> _INSTRUCTIONS TO FOLLOW_:
Only lines containing the word "content" belong in the answer; copy each one from the records.

══ PROVIDED DATA

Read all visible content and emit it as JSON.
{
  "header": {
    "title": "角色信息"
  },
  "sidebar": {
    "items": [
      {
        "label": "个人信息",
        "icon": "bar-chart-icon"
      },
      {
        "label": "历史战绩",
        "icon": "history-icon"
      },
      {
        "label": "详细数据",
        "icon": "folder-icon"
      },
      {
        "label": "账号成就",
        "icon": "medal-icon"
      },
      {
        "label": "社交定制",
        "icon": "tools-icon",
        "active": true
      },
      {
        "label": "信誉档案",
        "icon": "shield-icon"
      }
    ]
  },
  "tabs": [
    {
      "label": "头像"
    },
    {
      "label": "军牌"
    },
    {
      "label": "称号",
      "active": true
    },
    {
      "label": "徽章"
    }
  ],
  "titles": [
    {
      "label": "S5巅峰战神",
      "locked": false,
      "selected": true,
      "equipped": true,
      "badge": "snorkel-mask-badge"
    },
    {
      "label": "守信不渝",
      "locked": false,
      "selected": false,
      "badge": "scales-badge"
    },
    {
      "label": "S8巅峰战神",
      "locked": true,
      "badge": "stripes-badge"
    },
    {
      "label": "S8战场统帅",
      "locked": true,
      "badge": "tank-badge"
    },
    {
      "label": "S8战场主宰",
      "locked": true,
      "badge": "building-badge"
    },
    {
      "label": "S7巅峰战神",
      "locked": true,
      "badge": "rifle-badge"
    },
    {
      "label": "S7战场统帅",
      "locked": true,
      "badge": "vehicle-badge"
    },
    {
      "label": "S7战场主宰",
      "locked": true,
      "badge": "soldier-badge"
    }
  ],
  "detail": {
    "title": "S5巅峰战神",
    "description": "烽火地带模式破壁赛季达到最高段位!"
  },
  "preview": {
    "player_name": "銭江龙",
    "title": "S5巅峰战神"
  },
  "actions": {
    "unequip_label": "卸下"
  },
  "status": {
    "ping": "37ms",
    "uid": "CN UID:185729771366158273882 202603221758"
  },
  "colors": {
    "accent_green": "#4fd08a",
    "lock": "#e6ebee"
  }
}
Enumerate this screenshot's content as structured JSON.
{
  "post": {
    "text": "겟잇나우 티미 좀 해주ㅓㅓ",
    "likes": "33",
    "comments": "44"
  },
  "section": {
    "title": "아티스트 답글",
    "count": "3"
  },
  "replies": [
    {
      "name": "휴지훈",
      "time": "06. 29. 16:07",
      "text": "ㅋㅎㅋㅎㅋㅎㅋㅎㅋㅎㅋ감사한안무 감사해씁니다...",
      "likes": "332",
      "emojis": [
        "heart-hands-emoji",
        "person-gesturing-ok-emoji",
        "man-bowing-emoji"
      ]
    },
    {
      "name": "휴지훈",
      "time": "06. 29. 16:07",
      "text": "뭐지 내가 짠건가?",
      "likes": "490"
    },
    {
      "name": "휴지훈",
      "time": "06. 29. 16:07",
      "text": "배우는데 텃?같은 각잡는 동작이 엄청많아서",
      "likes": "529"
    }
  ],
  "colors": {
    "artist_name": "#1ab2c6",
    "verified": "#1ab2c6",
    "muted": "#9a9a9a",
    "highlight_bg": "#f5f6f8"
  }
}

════

> _ANSWER_:
Read all visible content and emit it as JSON.
Enumerate this screenshot's content as structured JSON.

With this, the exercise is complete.